Terrestrial locomotion

locomotion on land

Terrestrial locomotion has evolved as animals adapted from aquatic to terrestrial places. Movement on land makes different problems than that on water, with less friction instead being the effects of gravity.

An example of terrestrial locomotion. A horse galloping: an animation by photos of Eadweard Muybridge
No legs! Tracks of a sidewinder snake in Death Valley, California

There are three basic forms of movement found among land animals:

Legged locomotion change

Movement on legs is the most common form of land movement. It is the simple form of movement of two big groups with many members, the vertebrates and the arthropods.

Limbless locomotion change

A snail moves by slithering.

There are a number of land and amphibious limbless vertebrates and invertebrates. These animals, due to lack of legs, use their bodies to move. These movements are sometimes called to as "slithering" or "crawling".

Rolling change

The pangolin Manis temminckii in defensive position.

Although animals have never have wheels for locomotion,[1][2] some animals can move by rolling their whole body.

Limits and extremes change

The fastest terrestrial animal is the cheetah, which can get speeds of about 104 km/h (64 mph).[3][4]

Related pages change

References change

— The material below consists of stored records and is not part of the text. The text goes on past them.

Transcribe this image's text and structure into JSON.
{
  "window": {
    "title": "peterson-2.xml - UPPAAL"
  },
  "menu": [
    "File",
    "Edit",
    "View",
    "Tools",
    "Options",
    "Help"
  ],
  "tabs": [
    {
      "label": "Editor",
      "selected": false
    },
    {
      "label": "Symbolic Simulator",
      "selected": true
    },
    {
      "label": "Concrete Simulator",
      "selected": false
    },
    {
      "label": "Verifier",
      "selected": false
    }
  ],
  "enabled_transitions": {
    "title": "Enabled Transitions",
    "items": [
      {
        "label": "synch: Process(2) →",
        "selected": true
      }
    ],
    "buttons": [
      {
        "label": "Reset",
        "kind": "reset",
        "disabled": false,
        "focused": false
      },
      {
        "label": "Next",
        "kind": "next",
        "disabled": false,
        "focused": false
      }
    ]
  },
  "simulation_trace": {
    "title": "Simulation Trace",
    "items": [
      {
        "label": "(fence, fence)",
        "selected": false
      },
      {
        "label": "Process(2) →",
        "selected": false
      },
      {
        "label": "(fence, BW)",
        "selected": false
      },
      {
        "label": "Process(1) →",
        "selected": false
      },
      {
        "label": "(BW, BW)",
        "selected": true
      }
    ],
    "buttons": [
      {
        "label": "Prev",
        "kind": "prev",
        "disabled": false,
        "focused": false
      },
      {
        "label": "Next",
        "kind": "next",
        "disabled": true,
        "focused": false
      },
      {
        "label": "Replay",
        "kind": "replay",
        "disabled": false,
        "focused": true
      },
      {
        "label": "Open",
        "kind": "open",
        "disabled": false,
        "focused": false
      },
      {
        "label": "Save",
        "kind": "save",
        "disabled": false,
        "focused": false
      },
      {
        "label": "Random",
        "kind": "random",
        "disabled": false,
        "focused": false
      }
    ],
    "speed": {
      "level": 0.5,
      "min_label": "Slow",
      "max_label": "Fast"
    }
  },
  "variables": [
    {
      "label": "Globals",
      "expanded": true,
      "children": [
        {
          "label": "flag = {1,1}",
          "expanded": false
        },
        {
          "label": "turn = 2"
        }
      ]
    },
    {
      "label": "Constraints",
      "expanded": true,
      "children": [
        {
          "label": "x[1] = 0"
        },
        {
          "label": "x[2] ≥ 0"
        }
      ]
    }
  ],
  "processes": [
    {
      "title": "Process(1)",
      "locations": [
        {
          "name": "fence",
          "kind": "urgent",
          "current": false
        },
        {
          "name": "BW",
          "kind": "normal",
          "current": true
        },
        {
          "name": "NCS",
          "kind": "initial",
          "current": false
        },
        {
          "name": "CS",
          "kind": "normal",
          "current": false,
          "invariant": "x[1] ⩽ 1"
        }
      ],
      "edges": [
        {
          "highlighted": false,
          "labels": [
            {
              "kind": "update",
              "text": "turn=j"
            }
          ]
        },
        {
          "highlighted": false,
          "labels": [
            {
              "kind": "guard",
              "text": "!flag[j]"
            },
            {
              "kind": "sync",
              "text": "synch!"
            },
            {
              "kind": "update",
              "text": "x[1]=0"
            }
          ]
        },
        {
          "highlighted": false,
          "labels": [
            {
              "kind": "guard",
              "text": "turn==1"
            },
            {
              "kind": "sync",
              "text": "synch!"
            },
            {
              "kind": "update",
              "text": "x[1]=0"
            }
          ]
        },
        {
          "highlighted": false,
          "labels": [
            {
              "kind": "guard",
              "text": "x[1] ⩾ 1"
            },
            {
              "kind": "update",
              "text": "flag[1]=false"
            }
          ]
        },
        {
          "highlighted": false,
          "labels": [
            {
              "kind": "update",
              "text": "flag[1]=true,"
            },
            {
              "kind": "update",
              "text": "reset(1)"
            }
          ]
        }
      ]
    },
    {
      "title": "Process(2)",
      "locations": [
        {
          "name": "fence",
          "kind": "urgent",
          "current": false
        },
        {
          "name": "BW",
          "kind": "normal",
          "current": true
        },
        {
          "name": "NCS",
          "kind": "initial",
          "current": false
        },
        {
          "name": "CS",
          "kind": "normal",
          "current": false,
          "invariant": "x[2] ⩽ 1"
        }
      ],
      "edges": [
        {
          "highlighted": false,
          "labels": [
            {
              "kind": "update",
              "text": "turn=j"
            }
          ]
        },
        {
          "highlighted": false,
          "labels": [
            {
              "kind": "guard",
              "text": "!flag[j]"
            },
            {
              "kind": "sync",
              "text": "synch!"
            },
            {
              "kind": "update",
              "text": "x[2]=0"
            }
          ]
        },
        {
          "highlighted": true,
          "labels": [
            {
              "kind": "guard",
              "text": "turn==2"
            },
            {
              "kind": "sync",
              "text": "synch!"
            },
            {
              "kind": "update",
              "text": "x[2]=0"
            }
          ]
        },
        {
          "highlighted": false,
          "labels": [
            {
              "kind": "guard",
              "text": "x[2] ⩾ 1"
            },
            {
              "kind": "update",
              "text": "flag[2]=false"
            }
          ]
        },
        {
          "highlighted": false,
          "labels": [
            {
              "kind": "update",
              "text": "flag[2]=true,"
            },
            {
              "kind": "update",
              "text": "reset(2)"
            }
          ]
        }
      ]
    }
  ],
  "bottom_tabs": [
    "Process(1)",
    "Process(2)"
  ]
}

  1. LaBarbera, M. (1983). "Why the wheels won't go". American Naturalist. 121 (3): 395–408. doi:10.1086/284068. S2CID 84618349.
  2. Richard Dawkins (November 24, 1996). "Why don't animals have wheels?". Sunday Times. Archived from the original on February 21, 2007. Retrieved 2008-08-03.
  3. Garland, T., Jr. (1983). "The relation between maximal running speed and body mass in terrestrial mammals" (PDF). Journal of Zoology, London. 199 (2): 155–170. doi:10.1111/j.1469-7998.1983.tb02087.x. Archived from the original (PDF) on 2018-08-31. Retrieved 2010-10-07.{{cite journal}}: CS1 maint: multiple names: authors list (link)
  4. Sharp, N. C. (1994). "Timed running speed of a cheetah (Acinonyx jubatus)". Journal of Zoology, London. 241 (3): 493–494. doi:10.1111/j.1469-7998.1997.tb04840.x.